"What's in the jar?" the girl asked. She flipped her braided mane over her shoulder and wrapped her arms around him.
"Oh, it's not important," Mwarthes said. He slipped a strap of her dress down her shoulder.
"But it's all tied up," she said. "There must be something valuable in there."
"I'll tell you why I have it, if you keep it a secret," he said.
"Ooh, I love secrets," the girl said. "I won't tell a soul."
"There's nothing in that jar," Mwarthes said. "Absolutely nothing until I steal the stars from the sky." He ran his lips down her slender throat. Giggling, she pushed him away.
"Why would you do that?" she asked.
"Because then I'd have all the stars," he said. "And the moon, too, if I can fit it in there."
"You're a lunatic," she said.
"You're not wrong."
She took the heqa scepter from his hands and studied it, until he slipped off the other strap and felt her small, high breast.
"Why are your hands so cold?" she asked.
"I traveled a long way tonight," he said. "You should help me warm them up. I'll give you a star from the sky."
“I’ll give you something much better than that,” she said.
“Oh, will you?”
"I will give you death.”
She tossed her hair back and let out a strange whinnying laugh. She ripped off her veil with a dramatic flourish and glared at him with eyes that blazed with pure bloodlust. “You didn’t think you’d see me again, did you, Mwarthes?”
Mwarthes blinked. “What?”
“I’m so lucky I get to be the one to kill you! It’s only fitting after what you did!” Her teeth were suddenly huge and sharp. They glinted in the low lamplight.
Mwarthes shook his head. “I’m sorry. Who are you?”
The girl grimaced at him. “What?”
“Am I supposed to know you?”
“We worked together!”
He blinked again.
“In the Eclipse!”
“You’ll have to elaborate,” he said.
Rage twisted her face and made the muscles in her neck bulge. “You son of a bitch! I had to hide in a cellar for three days before I could sneak out of town. I found you back at the Obelisk, drinking and having a good time!”
“I’m not saying that I don’t believe you,” Mwarthes said. “That sounds like something I would do. I just don’t remember you.”
She snarled. Her teeth closed around his ear, and with a quick jerk, tore it from the side of his head. Blood gushed from the wound as she chewed the fresh prize and gave a bizarre, whinnying laugh. He staggered back, pressing a hand against the gore, but he could not stop the river of blood.

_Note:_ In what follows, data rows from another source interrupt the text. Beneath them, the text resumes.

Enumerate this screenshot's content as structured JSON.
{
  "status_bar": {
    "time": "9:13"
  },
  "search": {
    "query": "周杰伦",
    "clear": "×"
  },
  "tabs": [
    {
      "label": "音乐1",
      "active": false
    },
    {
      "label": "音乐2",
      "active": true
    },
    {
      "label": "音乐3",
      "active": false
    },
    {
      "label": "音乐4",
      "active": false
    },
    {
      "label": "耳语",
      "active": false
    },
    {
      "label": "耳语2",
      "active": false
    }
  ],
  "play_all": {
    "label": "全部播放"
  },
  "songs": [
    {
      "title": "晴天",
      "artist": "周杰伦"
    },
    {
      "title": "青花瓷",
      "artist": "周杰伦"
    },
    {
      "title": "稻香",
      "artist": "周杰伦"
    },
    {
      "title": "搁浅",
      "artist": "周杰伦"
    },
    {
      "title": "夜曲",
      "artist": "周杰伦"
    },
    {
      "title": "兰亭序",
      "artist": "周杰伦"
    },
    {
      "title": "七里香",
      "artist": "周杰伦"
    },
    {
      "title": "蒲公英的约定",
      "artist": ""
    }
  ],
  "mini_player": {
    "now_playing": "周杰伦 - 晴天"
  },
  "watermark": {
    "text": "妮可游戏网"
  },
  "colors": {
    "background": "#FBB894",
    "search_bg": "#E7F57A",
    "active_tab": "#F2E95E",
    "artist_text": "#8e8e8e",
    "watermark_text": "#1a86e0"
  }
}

His vision swam, his knees buckled, and he fell to the floor in a crimson puddle. She held up the heqa scepter and bit it in half, her teeth crunching though it with ease. She held the jackal head top to her mouth, snapped it off, and spat it onto Mwarthes. From underneath her dress, she pulled out a long, thin knife. She bent over him, careful not to get his blood on her sandals.
He gripped the jackal head and prayed that it still worked. "Hapi! Dinner’s ready!"
The jar behind her rattled and shook until it fell over. The girl turned around to see what the noise was, and she saw one of the ropes snap off the jar. The lid pushed itself open and hungry black ooze flooded out towards her.
Hapi was quick about its business, and the girl didn't have time to make a sound. The room filled with a sweet rotten smell as the black mass dissolved and absorbed her body. Mwarthes didn't watch. He clenched his teeth as he felt his ear start to grow again. The girl, whatever she had been called, had been wrong. Just because he left the Eclipse didn't mean he could be killed as easily as other men. He still lived under a covenant, but it was a different kind.
One his new master could afford to be a little faster in remembering.